═════ Listed records
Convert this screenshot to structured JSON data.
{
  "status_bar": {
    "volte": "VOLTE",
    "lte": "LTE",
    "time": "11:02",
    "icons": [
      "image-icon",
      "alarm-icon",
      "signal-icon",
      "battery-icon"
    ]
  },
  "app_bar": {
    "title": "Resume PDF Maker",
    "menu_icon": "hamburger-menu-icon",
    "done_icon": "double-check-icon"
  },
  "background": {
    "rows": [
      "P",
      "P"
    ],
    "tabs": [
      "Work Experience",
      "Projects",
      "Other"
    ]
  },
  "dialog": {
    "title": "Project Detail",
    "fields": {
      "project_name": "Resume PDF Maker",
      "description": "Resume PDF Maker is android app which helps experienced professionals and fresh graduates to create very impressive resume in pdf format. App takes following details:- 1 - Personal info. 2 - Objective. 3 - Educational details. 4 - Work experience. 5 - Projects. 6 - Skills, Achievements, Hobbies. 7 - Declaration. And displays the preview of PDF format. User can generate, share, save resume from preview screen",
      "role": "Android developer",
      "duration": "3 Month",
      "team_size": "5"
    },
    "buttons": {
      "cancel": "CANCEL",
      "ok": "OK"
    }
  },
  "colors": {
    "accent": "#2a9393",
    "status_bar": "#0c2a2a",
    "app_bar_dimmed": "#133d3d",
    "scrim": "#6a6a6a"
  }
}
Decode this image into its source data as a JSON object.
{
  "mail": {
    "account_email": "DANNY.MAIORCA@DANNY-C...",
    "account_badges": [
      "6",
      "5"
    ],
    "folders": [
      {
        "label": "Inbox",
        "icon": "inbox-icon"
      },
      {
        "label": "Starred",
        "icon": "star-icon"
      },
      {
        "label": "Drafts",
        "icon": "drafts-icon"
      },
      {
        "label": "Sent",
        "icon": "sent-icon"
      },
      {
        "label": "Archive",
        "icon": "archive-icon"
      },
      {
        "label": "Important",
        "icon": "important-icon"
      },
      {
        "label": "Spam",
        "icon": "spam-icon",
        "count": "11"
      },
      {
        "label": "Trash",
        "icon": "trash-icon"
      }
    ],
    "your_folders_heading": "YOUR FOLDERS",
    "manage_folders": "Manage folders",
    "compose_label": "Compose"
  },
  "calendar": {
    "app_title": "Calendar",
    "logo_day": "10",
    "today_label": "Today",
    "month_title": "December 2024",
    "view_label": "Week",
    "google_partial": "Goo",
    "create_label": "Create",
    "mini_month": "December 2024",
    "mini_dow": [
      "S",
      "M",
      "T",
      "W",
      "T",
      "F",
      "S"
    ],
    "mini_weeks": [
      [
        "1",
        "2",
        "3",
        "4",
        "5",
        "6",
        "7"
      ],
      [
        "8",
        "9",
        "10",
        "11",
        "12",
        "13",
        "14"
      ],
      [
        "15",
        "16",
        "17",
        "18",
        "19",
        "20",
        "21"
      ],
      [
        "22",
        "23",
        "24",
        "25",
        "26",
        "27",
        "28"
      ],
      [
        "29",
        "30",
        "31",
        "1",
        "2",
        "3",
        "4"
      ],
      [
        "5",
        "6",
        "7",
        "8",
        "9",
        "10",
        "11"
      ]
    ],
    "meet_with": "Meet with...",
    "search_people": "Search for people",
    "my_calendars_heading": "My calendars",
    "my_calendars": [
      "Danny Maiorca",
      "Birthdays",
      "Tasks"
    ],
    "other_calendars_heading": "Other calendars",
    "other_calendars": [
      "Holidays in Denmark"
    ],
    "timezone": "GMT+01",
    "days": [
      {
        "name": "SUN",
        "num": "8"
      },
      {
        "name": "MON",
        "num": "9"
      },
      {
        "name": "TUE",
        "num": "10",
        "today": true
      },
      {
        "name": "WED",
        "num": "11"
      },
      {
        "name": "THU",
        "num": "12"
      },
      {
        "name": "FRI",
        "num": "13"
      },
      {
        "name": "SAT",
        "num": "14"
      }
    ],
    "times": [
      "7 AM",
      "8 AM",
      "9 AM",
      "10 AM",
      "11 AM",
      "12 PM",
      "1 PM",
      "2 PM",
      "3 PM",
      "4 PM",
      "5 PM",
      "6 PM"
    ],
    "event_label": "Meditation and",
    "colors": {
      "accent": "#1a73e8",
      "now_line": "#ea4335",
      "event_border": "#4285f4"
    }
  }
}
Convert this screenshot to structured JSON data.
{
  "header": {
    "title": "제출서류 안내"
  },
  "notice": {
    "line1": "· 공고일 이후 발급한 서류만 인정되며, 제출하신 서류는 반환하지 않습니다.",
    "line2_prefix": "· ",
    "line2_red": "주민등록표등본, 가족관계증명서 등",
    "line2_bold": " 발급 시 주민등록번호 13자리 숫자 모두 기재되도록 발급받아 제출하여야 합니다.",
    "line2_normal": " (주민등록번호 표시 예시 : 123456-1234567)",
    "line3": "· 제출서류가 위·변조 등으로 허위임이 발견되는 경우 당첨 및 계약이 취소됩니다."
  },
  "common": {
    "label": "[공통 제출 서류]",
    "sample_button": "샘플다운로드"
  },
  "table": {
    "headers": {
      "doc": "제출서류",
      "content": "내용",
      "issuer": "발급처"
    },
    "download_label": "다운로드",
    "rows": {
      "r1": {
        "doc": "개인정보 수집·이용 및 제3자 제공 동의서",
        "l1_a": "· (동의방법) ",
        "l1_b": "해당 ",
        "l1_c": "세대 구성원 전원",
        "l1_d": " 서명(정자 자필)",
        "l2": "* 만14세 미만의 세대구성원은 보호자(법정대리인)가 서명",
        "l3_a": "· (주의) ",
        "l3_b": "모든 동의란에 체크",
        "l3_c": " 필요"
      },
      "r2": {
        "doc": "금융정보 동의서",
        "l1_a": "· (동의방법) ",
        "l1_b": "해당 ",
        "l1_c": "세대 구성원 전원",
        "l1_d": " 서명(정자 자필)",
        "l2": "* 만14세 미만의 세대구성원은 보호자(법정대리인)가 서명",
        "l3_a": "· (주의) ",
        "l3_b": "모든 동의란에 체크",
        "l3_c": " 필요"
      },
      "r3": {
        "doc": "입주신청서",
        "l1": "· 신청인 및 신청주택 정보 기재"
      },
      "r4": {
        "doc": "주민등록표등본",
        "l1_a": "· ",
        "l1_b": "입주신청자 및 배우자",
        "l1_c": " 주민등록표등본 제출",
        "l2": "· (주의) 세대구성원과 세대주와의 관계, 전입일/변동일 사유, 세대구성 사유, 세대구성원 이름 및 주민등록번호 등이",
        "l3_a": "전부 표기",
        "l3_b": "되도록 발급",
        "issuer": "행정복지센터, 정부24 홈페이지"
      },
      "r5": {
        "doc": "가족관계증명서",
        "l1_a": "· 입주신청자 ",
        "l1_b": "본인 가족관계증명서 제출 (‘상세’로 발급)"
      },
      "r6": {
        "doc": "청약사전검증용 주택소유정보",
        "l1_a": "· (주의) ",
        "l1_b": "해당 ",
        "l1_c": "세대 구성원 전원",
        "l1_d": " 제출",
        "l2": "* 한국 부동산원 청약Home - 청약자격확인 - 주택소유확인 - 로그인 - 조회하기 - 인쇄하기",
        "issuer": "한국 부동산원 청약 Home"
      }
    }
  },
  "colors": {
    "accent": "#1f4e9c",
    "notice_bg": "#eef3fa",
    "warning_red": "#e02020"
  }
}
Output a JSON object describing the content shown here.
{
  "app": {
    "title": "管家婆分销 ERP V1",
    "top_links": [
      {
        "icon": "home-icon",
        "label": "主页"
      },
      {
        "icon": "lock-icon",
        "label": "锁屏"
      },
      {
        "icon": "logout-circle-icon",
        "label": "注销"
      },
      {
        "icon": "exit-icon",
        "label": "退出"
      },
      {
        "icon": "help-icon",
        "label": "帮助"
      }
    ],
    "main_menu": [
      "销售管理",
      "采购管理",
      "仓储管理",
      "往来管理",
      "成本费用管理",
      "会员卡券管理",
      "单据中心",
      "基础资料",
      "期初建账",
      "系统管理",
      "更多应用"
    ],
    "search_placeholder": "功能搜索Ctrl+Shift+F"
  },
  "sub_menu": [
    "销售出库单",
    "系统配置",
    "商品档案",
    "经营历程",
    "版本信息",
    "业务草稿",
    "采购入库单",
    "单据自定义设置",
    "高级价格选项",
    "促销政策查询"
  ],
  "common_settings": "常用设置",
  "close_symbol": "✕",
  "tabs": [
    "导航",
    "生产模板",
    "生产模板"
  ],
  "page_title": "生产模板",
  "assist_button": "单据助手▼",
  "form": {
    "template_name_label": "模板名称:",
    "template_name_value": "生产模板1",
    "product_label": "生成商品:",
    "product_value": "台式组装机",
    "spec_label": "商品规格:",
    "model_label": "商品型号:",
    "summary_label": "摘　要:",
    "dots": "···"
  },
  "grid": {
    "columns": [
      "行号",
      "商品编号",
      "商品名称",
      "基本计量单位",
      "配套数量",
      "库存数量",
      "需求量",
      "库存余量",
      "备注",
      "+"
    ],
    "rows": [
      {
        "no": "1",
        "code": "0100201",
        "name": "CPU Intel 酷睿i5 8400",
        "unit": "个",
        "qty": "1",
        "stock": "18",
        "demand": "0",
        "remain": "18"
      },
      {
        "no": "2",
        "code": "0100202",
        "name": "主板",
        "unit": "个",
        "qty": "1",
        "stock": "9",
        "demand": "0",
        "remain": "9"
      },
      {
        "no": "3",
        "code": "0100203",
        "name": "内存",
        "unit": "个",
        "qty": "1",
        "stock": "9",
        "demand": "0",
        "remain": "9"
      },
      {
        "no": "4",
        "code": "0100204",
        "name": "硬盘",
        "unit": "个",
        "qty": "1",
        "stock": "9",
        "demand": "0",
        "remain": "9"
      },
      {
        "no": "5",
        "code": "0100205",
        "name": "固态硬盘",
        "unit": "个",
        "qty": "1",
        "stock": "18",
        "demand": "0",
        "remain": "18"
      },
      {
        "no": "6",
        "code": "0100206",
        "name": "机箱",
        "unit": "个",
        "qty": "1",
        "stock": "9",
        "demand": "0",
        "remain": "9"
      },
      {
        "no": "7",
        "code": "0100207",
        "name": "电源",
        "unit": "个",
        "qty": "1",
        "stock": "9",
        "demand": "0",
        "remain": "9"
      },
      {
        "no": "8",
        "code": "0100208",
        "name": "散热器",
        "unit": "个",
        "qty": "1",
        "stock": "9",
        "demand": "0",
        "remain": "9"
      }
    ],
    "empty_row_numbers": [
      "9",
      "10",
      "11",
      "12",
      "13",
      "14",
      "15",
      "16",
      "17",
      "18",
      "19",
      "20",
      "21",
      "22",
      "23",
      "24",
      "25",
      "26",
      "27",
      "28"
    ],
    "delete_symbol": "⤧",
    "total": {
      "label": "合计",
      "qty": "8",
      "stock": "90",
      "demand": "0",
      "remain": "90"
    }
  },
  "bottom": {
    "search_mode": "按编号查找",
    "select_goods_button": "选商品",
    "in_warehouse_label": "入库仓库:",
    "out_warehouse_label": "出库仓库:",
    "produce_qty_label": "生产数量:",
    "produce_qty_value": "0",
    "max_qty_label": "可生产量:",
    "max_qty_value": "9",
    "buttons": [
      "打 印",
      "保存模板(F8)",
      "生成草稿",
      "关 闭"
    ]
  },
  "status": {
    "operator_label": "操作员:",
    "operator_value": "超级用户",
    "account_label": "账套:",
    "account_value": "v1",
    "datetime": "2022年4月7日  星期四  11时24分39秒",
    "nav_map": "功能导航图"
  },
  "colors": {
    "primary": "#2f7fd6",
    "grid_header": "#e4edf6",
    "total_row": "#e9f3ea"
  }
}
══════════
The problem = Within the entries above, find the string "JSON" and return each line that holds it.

Your response =
Convert this screenshot to structured JSON data.
Decode this image into its source data as a JSON object.
Convert this screenshot to structured JSON data.
Output a JSON object describing the content shown here.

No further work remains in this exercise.